**TASK BRIEF**
Every entry is to be restated exactly; pictures are not part of the copy.
### DATA TO PROCESS ###
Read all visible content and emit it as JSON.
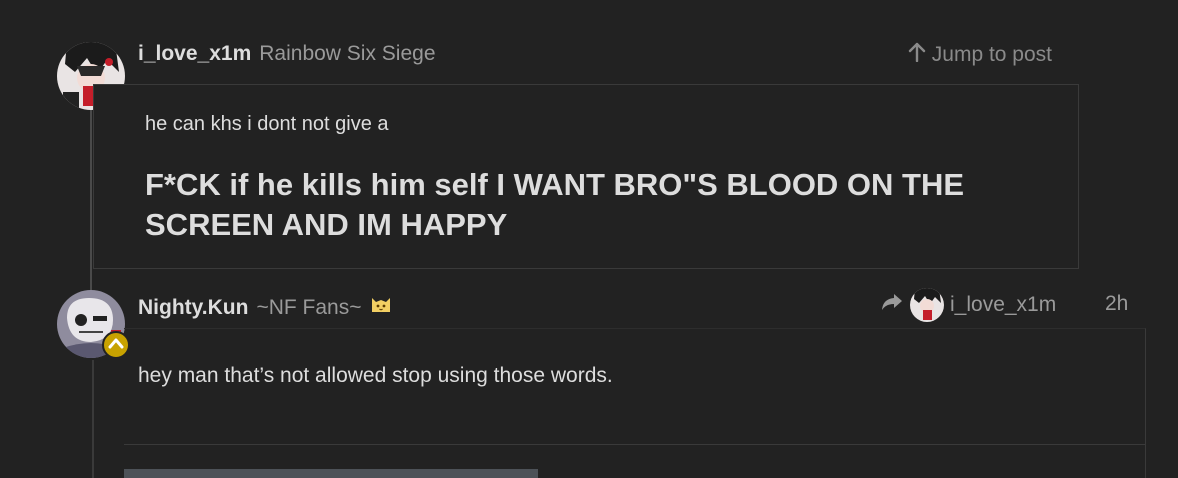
{
  "post1": {
    "username": "i_love_x1m",
    "user_title": "Rainbow Six Siege",
    "jump_label": "Jump to post",
    "quote_line1": "he can khs i dont not give a",
    "quote_line2": "F*CK if he kills him self I WANT BRO\"S BLOOD ON THE SCREEN AND IM HAPPY"
  },
  "post2": {
    "username": "Nighty.Kun",
    "user_title": "~NF Fans~",
    "reply_to_username": "i_love_x1m",
    "time": "2h",
    "body": "hey man that’s not allowed stop using those words."
  },
  "colors": {
    "background": "#222222",
    "text": "#dddddd",
    "muted": "#9a9a9a",
    "flair": "#c8a200"
  },
  "icons": [
    "arrow-up-icon",
    "reply-arrow-icon",
    "cat-emoji-icon",
    "chevron-up-icon"
  ]
}
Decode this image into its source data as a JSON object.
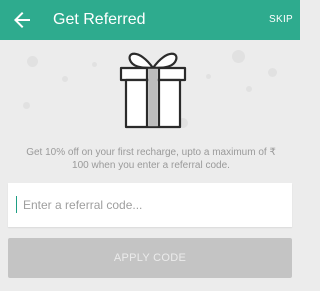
{
  "appbar": {
    "title": "Get Referred",
    "skip_label": "SKIP",
    "color": "#2eab8e"
  },
  "hero": {
    "icon": "gift-icon"
  },
  "promo": {
    "text": "Get 10% off on your first recharge, upto a maximum of ₹ 100 when you enter a referral code."
  },
  "referral": {
    "value": "",
    "placeholder": "Enter a referral code..."
  },
  "apply_button": {
    "label": "APPLY CODE",
    "state": "disabled"
  },
  "icons": {
    "back": "back-arrow-icon"
  }
}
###
**REPLY TO THE EXERCISE**
Read all visible content and emit it as JSON.
{
  "post1": {
    "username": "i_love_x1m",
    "user_title": "Rainbow Six Siege",
    "jump_label": "Jump to post",
    "quote_line1": "he can khs i dont not give a",
    "quote_line2": "F*CK if he kills him self I WANT BRO\"S BLOOD ON THE SCREEN AND IM HAPPY"
  },
  "post2": {
    "username": "Nighty.Kun",
    "user_title": "~NF Fans~",
    "reply_to_username": "i_love_x1m",
    "time": "2h",
    "body": "hey man that’s not allowed stop using those words."
  },
  "colors": {
    "background": "#222222",
    "text": "#dddddd",
    "muted": "#9a9a9a",
    "flair": "#c8a200"
  },
  "icons": [
    "arrow-up-icon",
    "reply-arrow-icon",
    "cat-emoji-icon",
    "chevron-up-icon"
  ]
}
Decode this image into its source data as a JSON object.
{
  "appbar": {
    "title": "Get Referred",
    "skip_label": "SKIP",
    "color": "#2eab8e"
  },
  "hero": {
    "icon": "gift-icon"
  },
  "promo": {
    "text": "Get 10% off on your first recharge, upto a maximum of ₹ 100 when you enter a referral code."
  },
  "referral": {
    "value": "",
    "placeholder": "Enter a referral code..."
  },
  "apply_button": {
    "label": "APPLY CODE",
    "state": "disabled"
  },
  "icons": {
    "back": "back-arrow-icon"
  }
}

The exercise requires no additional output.